Unrefined salt is at heart sea salt, but can come from two sources: either freshly dried from the sea, as in Celtic Sea Salt, or mined from ancient inland ocean beds as in the Himalayan Salt and RealSalt brands. In either case, the salt is a naturally occurring complex of sodium chloride, major minerals such as calcium and magnesium, and a complete complement of essential trace minerals. This is the form of salt the body recognizes and is designed to use. (Note: a case can be made that mined salt is actually purer than fresh ocean water salt since the inland beds, unlike ocean water, have been sealed off from all pollution -- particularly manmade -- for millions of years.)
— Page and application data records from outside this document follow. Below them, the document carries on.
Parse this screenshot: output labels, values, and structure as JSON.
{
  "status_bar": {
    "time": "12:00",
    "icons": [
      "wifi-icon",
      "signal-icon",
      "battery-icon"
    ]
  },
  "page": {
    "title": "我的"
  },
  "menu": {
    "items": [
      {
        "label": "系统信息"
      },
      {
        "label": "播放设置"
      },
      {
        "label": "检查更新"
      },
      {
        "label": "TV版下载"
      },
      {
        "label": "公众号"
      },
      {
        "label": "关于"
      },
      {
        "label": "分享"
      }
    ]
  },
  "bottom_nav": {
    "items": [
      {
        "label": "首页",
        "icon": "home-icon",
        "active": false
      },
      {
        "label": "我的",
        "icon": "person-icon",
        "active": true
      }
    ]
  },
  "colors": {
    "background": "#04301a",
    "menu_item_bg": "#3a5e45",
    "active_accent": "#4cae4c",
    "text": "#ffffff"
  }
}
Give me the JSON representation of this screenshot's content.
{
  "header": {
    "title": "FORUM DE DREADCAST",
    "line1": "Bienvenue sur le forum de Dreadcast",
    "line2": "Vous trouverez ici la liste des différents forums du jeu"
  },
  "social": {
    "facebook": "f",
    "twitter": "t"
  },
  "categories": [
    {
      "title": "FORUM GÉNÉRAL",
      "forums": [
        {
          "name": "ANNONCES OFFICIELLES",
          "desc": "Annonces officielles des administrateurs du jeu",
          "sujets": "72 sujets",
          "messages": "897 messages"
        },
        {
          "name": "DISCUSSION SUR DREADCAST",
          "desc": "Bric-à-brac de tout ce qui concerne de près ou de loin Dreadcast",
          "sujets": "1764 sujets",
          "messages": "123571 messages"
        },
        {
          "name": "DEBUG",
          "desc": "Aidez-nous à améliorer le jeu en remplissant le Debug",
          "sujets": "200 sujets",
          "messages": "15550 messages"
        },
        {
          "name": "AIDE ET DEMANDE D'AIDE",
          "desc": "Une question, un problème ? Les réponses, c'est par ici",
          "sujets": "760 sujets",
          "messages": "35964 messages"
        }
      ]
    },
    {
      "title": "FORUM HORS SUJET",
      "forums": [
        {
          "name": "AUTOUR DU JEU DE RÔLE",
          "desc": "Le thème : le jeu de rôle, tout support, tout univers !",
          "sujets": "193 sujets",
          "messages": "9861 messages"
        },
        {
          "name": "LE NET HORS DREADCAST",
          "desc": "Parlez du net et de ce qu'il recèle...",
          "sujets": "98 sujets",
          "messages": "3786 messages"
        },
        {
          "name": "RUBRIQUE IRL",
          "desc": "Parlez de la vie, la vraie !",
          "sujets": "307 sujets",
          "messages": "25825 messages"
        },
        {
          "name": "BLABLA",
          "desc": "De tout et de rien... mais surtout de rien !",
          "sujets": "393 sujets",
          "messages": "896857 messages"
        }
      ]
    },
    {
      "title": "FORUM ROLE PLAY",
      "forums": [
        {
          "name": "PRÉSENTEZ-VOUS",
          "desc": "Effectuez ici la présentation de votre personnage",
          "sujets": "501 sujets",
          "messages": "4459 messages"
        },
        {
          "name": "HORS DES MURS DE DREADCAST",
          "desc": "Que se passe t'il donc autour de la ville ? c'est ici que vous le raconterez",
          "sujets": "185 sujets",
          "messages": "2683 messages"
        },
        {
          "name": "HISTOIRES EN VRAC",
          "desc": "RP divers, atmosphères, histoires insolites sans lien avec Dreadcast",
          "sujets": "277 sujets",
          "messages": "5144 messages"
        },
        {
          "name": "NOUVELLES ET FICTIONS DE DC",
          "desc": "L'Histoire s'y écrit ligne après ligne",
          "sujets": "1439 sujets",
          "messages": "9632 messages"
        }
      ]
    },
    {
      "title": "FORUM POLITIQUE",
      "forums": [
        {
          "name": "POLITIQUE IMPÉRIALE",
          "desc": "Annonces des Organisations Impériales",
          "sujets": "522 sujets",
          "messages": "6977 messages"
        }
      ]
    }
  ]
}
Note: much of the salt labeled "sea salt" is actually refined table salt unless the package is clearly labeled "unrefined." (This is also true for Kosher salt!)
Refined salt, on the other hand, is a manmade creation of the last century that contains anti-caking chemicals (with very important health consequences as we shall see in a minute) and added iodine. Iodine was added for people who lived inland and at one time did not benefit from natural iodine found in seafood. Truth be told, all refined table salt is actually sea salt at heart, either refined from the sea (brine sourced) or found in salt mines created by ancient seabed deposits known as halite. Refined salt is processed at high temperatures altering the molecular structure of the salt (not good) and removing the beneficial trace minerals. The human body doesn't like it.
Refined and unrefined salt act and react differently in our bodies.
Unfortunately, you can't rely on fruits and vegetables any more for your trace minerals: they just don't contain them. Even organic fruits and vegetables are largely deficient, unless the grower goes to the extra expense of remineralizing the soil. In the end, you have to supplement either with unrefined sea salt or with a trace mineral supplement. Of course, we can all agree on one thing: a healthy diet is a diet in moderation.
Unfortunately, refined salt addiction is perhaps as prevalent and subtly dangerous in modern society as drug addiction, poor diet, and a sedentary lifestyle. Excess refined salt increases appetite and decreases bone density. Hmmm!
The bottom line is unrefined natural sea salt is as essential to life as oxygen, water, vitamins, proteins and essential fats -- in conscious moderation of course. The health benefits of unrefined salt must not be overlooked based on an overgeneralization in salt guidelines.
In that light, I recommend:
A study released in July of 2011 and published in the Archives of Internal Medicine strongly reinforces Jon Barron's position that the major problem with sodium intake is not with the sodium itself, but with the sodium/potassium ration in the body. Balancing out higher intakes of sodium with higher intakes of potassium is likely to negate any negative effects.1 And in fact, reducing your consumption of sodium too much may have negative health consequences.